Centre for Wildlife Gardening
The Centre for Wildlife Gardening is now open again on Sundays from 10:30 - 16:30. Due to the limited amount of space on site, we remain closed to the public during the week while we host local primary schools, toddler groups and volunteer sessions until all Covid-19 restrictions are lifted.
Know before you go
The entrance is on Marsden Road, through large wrought iron gates. East Dulwich Railway Station is a five-minute walk away, Peckham Rye Railway Station is a 15-minute walk away. Buses 40, 176, 185, 484 and P13 stop nearby.
There are paved pathways around the garden and a ramp to the visitor centre, which has accessible toilets. The site is flat with gentle slopes and occasional small steps. Seating is found throughout. Free street parking is available near the entrance.

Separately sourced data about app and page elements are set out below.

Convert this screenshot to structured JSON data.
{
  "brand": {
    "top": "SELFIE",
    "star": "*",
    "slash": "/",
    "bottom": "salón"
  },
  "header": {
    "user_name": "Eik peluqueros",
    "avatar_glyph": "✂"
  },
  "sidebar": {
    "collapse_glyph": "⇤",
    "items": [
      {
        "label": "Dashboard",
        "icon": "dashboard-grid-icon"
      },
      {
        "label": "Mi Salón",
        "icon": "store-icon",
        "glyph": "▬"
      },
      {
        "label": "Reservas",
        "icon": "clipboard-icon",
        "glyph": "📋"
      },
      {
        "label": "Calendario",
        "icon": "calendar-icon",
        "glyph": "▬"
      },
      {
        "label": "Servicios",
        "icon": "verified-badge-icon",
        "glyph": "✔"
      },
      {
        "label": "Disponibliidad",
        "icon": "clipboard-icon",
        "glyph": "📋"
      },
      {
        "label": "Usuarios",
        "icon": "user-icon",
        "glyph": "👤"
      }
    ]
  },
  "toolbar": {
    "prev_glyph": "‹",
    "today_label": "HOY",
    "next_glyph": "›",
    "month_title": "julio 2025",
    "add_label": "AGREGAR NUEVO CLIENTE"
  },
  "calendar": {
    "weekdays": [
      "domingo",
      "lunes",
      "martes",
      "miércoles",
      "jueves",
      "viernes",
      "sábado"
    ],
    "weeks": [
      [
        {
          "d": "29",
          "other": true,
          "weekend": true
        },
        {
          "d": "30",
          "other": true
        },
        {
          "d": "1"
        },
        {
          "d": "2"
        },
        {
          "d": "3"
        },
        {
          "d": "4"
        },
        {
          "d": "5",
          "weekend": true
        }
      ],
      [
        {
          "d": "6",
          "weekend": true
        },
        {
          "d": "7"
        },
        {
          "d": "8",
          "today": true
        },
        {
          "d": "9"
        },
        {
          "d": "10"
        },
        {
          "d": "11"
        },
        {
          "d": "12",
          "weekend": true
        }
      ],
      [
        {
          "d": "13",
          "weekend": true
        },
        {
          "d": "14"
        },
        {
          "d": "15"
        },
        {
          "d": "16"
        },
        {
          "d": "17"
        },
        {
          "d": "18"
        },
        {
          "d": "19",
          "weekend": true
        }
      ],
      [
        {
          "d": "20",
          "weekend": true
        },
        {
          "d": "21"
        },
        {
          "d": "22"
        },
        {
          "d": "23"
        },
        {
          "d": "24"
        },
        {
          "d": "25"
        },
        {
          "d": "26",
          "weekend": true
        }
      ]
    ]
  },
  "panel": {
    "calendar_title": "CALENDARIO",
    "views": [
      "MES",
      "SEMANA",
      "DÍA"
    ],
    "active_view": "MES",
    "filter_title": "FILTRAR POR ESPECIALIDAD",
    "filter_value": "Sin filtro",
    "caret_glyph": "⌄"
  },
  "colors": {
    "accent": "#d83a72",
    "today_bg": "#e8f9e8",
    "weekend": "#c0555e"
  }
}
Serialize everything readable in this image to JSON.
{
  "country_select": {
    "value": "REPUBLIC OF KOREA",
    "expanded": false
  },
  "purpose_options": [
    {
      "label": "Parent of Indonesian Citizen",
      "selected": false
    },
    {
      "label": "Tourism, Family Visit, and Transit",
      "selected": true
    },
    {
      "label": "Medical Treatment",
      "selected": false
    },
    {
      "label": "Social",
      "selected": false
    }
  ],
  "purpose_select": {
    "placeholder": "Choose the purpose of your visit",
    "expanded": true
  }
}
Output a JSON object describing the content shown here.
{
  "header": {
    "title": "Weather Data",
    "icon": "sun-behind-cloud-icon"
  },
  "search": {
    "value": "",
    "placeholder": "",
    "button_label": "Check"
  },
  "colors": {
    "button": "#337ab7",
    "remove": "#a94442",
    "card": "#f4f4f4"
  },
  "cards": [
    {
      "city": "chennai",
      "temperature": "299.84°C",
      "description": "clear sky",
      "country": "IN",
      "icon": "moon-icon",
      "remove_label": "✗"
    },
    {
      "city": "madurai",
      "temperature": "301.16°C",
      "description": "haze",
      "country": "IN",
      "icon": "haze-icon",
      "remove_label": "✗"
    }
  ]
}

When to visit
Opening timesOpen on Sundays 10:30 - 16:30.
Due to the limited amount of space on-site, we remain closed to the public during the week while we host local primary schools, toddler groups and volunteer sessions until all Covid-19 restrictions are lifted.
Best time to visitMarch to October
About the reserve
Centre for Wildlife Gardening in Peckham, south London, is the perfect place to learn and relax in a welcoming outdoor environment. It is a favourite spot for local families, school children, gardeners and wildlife watchers; having grown beyond recognition since the Trust created it in the late 1980s from an old council depot. The centre’s demonstration wildlife garden has a range of mini-habitats including four ponds, chalk bank, wildflower meadow, woodland copse, herb garden, stag beetle sanctuaries, insect hotels, and raised beds demonstrating permaculture. The site has been a Green Flag Community Award winner for several years.
History of Centre for Wildlife Gardening
This small patch of land in Marsden Road that is now a pretty green wildlife haven was until the 1980s a depot for Southwark Council's road vehicles. The brownfield site, surrounded by Victorian terrace housing, had lain derelict for a number of years and was covered in rubble when London Wildlife Trust persuaded the council in 1989 to lease it to the Trust for use as a community tree nursery to supply stock for nature reserves. However, project leaders Jill Goddard and Dawn Eckhart developed the site into much more than that. It became an educational and communal resource, and with the addition of its stunning visitor centre in 1991, became a popular green oasis - remaining so today.
Status of Centre for Wildlife Gardening
Site of Borough Importance for Nature Conservation
Family learning at Centre for Wildlife Gardening
Without family support, a child's formal education is an uphill struggle. There is evidence that family learning can overcome difficulties associated with a disadvantaged background for both parents and children. The Trust is now working with Southwark Adult Learning Service as a delivery partner for family learning. The sessions offered are often a second chance for parents, carers and grandparents to return to learning, creating a host of fresh opportunities and to pursue learning together. Free taster sessions and short courses are offered throughout the year.
Volunteer with Centre for Wildlife Gardening's team
Volunteering activities at the Centre have resumed, but may be subject to change. To find out more contact Di: firstname.lastname@example.org
Get involved at Centre for Wildlife Gardening